  • health condition: patients suffering from illnesses that affect body heat regulation, mobility and judgment ability are more vulnerable (e.g. patients suffering from cardiovascular diseases, respiratory diseases, diabetes, kidney diseases, mental disorders, immobile patients, etc.; also, certain drugs tend to affect body temperature regulation),
  • socio-economic status (low socio-economic status, homelessness, social isolation, limited access to health institutions),
  • environmental factors: air pollution and poor living conditions (attic dwellings, poorly aerated dwellings or cramped conditions, lack of air conditioning), working outdoors and living in cities (Matthies F. et al, 2008 in WHO, 2011).


    Some cities exhibit a heat island effect – temperatures recorded in cities are higher than those in their surrounding areas (EPA, 2014).

    A higher mortality rate was recorded during heat waves that lasted longer and were more intense. Also, the mortality rate was higher during the first among successive heat waves (D'Ippoliti D. et al, 2010; Kovats S. et al, 2008; Matthies F. et al., 2008 in Anderson B., Bell M., 2011).

    In Slovenia, the number of deaths increased during heat waves in 2013, which can partially be attributed to heat exposure. In 2013, the average number of deaths during heat waves was 52/day, while outside heat wave days, the average mortality rate was 48 deaths/day. Between 1 May and 30 September in the period 2008–2013, there was a positive and statistically significant temporal association between the daily number of deaths and heat waves (which means that the number of deaths during heat waves increased by 1 if a pseudo-equivalent temperature raised by 1°C).

    In 2003, 81 more people died during heat waves in Slovenia than would be expected over the same period.
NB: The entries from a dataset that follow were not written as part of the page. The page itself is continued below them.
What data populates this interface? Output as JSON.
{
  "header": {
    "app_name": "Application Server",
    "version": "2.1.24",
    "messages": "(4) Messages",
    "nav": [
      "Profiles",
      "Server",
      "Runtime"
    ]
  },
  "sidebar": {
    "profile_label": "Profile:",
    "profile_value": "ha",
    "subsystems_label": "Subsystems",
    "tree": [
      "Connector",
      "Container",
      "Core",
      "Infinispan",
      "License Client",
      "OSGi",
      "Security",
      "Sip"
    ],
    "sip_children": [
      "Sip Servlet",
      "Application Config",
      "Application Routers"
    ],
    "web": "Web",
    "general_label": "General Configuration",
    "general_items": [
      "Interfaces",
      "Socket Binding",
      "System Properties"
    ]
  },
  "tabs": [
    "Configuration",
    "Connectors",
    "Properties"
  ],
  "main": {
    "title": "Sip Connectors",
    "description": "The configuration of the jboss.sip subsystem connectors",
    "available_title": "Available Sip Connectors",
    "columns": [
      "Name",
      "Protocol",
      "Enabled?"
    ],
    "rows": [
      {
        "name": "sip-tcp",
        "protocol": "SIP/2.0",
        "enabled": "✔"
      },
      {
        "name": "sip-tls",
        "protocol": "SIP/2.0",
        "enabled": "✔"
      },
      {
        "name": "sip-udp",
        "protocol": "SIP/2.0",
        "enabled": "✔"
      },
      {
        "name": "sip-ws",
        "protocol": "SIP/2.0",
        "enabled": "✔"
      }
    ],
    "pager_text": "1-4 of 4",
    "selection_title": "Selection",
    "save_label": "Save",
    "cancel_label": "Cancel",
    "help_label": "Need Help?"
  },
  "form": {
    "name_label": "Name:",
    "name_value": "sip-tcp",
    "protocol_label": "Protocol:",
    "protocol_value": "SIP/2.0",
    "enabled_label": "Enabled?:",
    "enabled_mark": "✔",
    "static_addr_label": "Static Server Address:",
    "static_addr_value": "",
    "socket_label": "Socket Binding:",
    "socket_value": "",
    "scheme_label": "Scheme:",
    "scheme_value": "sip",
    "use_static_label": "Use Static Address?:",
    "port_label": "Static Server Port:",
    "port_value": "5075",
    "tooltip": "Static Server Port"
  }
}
This means an almost 13 per cent mortality rate increase during the observation period (Tomšič S., Šelb J., Omerzu M., 2008). For a more accurate assessment of the effects of heat waves on the population, humidity was also taken into account during the monitoring.

    Mortality rate studies conducted in nine European countries showed a 7.6%–33.6% mortality increase during heat waves in 9 European cities (D'Ippoliti D. et al, 2010). The greatest increase (60%) was recorded in France in 2003 (Kovats S., Jendritzky G., 2008). Mortality rates were higher in people additionally exposed to ozone and/or particulates in the outdoor air (Analitis A. et al, 2014). According to projections, the mortality rate, combined with heat exposure, will continue to increase (Smith K. R., 2014).

    The detrimental effects of heat waves can largely be prevented. Prevention requires cross-sectorial cooperation, warnings by the ministry of the environment, warnings and preparedness of the health care sector as well as improvement of dwelling conditions and urban planning (WHO, 2011).